A Ukrainian analyst called Moscow’s declaration an “unmasking factor” that disclosed Russia’s true tactical goals.
Apart from the creation of the “land bridge”, Moscow wants to isolate the rest of Ukraine from the Black Sea and mobilise potential pro-Russian collaborators, Kyiv-based analyst Aleksey Kushch said.
“But even this accentuation of goals didn’t work on a local population that realises its devotion to Kyiv,” he told Al Jazeera.
Southern Ukraine is multiethnic – there are Jewish, Greek, Bulgarian, Gagauz and Romanian diasporas who prefer to speak Russian.
But their linguistic choice does not translate into sympathies for Russian President Vladimir Putin, observers say.
“The language is detached from Moscow and does not belong to the Kremlin,” said Ivar Dale, senior policy adviser with the Norwegian Helsinki Committee, a rights watchdog.
“Indeed, most of the criticism against Vladimir Putin is voiced and written in the Russian language,” Dale, who lived in Ukraine and other former Soviet republics and speaks fluent Russian, told Al Jazeera.
A military analyst in Ukraine said even if the Russian landing in Transnistria does take place, it will not signify a change of the Kremlin’s military fortunes.
“They will not succeed in anything.

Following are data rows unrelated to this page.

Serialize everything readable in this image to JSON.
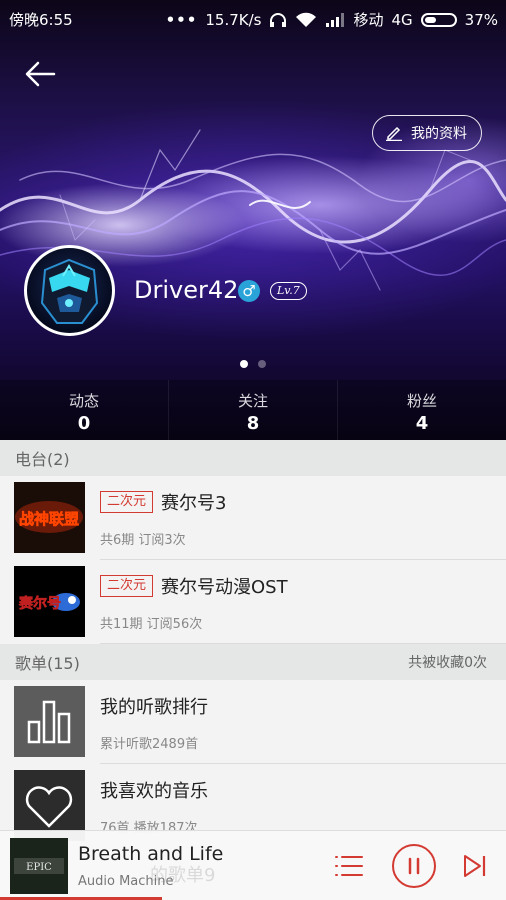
{
  "status_bar": {
    "time": "傍晚6:55",
    "dots": "•••",
    "speed": "15.7K/s",
    "carrier": "移动",
    "network": "4G",
    "battery": "37%"
  },
  "header": {
    "profile_button_label": "我的资料",
    "username": "Driver42",
    "gender_symbol": "♂",
    "level": "Lv.7"
  },
  "stats": [
    {
      "label": "动态",
      "value": "0"
    },
    {
      "label": "关注",
      "value": "8"
    },
    {
      "label": "粉丝",
      "value": "4"
    }
  ],
  "radio_section": {
    "title": "电台(2)",
    "items": [
      {
        "tag": "二次元",
        "title": "赛尔号3",
        "meta": "共6期 订阅3次",
        "thumb_text": "战神联盟"
      },
      {
        "tag": "二次元",
        "title": "赛尔号动漫OST",
        "meta": "共11期 订阅56次",
        "thumb_text": "赛尔号"
      }
    ]
  },
  "playlist_section": {
    "title": "歌单(15)",
    "collected": "共被收藏0次",
    "items": [
      {
        "title": "我的听歌排行",
        "meta": "累计听歌2489首"
      },
      {
        "title": "我喜欢的音乐",
        "meta": "76首 播放187次"
      }
    ]
  },
  "player": {
    "track": "Breath and Life",
    "artist": "Audio Machine",
    "background_text": "的歌单9",
    "cover_text": "EPIC",
    "progress": 0.32
  },
  "colors": {
    "accent": "#d33a31",
    "gender_badge": "#2aa3d8"
  }
}
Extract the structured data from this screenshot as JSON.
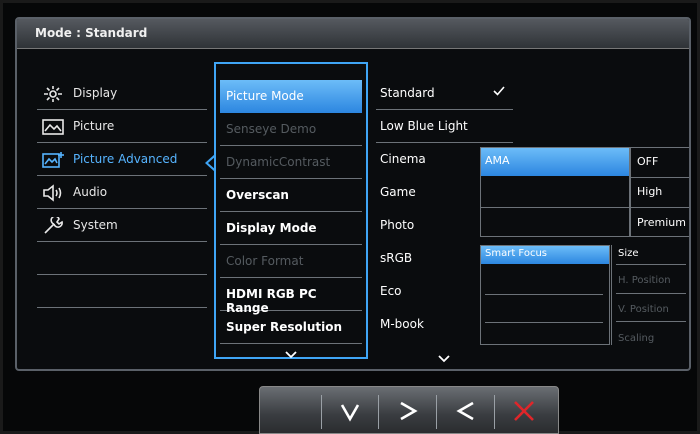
{
  "header": {
    "title": "Mode :  Standard"
  },
  "main_menu": [
    {
      "label": "Display",
      "icon": "display-icon",
      "active": false
    },
    {
      "label": "Picture",
      "icon": "picture-icon",
      "active": false
    },
    {
      "label": "Picture Advanced",
      "icon": "picture-advanced-icon",
      "active": true
    },
    {
      "label": "Audio",
      "icon": "audio-icon",
      "active": false
    },
    {
      "label": "System",
      "icon": "system-icon",
      "active": false
    }
  ],
  "submenu": [
    {
      "label": "Picture Mode",
      "state": "selected"
    },
    {
      "label": "Senseye Demo",
      "state": "disabled"
    },
    {
      "label": "DynamicContrast",
      "state": "disabled"
    },
    {
      "label": "Overscan",
      "state": "enabled"
    },
    {
      "label": "Display Mode",
      "state": "enabled"
    },
    {
      "label": "Color Format",
      "state": "disabled"
    },
    {
      "label": "HDMI RGB PC Range",
      "state": "enabled"
    },
    {
      "label": "Super Resolution",
      "state": "enabled"
    }
  ],
  "options": [
    {
      "label": "Standard",
      "checked": true
    },
    {
      "label": "Low Blue Light",
      "checked": false
    },
    {
      "label": "Cinema",
      "checked": false
    },
    {
      "label": "Game",
      "checked": false
    },
    {
      "label": "Photo",
      "checked": false
    },
    {
      "label": "sRGB",
      "checked": false
    },
    {
      "label": "Eco",
      "checked": false
    },
    {
      "label": "M-book",
      "checked": false
    }
  ],
  "ama_popup": {
    "title": "AMA",
    "values": [
      "OFF",
      "High",
      "Premium"
    ]
  },
  "smart_focus_popup": {
    "title": "Smart Focus",
    "values": [
      {
        "label": "Size",
        "enabled": true
      },
      {
        "label": "H. Position",
        "enabled": false
      },
      {
        "label": "V. Position",
        "enabled": false
      },
      {
        "label": "Scaling",
        "enabled": false
      }
    ]
  },
  "keys": [
    {
      "icon": "chevron-down-icon"
    },
    {
      "icon": "chevron-right-icon"
    },
    {
      "icon": "chevron-left-icon"
    },
    {
      "icon": "close-icon"
    }
  ],
  "colors": {
    "accent": "#3fa5f5",
    "close": "#e0262a"
  }
}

They will have to put up with a defeat,” Anatoliy Lopata, former head of Ukraine’s General Staff of the Armed Forces, who currently serves as an adviser to Zelenskyy, told Al Jazeera.
He said Russia is running out of servicemen, military equipment, and ammunition – while Ukraine keeps receiving military, financial and diplomatic support from the West.
Mykolaiv and Odesa
In early March, the Kremlin claimed “complete” control over its largest trophy so far – the city of Kherson, capital of an eponymous southern region that borders annexed Crimea and once provided the arid peninsula with most of its water.
But Moscow’s offensive in Mykolaiv and Odesa, two southwestern regions that lie on the way to Transnistria, have been far less successful – if not outright ridiculous.
Moscow landed troops in the town of Chornobaivka – whose bottleneck location west of Kherson makes it the only way to advance towards Mykolaiv – 17 times.
But each time, Ukrainian drones and cruise missiles wiped out the landing parties that became the brunt of jokes and memes.
Russian forces launched dozens of missiles on Mykolaiv – a major shipbuilding centre – but have failed to storm its administrative capital.
Earlier this week, they suffered heavy losses between Mykolaiv and Kherson and retreated from five towns.
Russian warships blocked the coast off Odesa, but attempts to land paratroopers there without the support from ground forces have been a fiasco.
‘Blocked like an appendicitis’
And the arrival of sophisticated Western missiles endangers Russian military installations in Crimea.
“If the Odesa region is not occupied, [Ukrainians] will cover the entire areas of the Black and Azov seas with new missiles,” Igor Strelkov, a former “defence minister” in separatist Donetsk, told the News.ru publication on April 22.
“It is impossible to safeguard Crimea without liberating Odesa,” he was quoted as saying.
Russian military pundits admit the difficulty of seizing the increasingly fortified region and compared it to a surgery.
“Odesa is blocked like an appendicitis, but I think we will get to it in its turn,” retired Russian General Vladimir Shamanov told the Argumenty i Fakty newspaper on April 20.
The city of Odesa looks like an especially coveted war trophy. It used to be czarist Russia’s largest seaport and a major culture hub comparable to New Orleans in the United States or Beirut in Lebanon.
The city gave birth to generations of musicians, writers and satirists well known in the former Soviet Union. And many there ridicule Putin’s plans with a very endemic sense of humour.
“He will get tired of swallowing his own tears and snot,” a Ukrainian serviceman told Al Jazeera.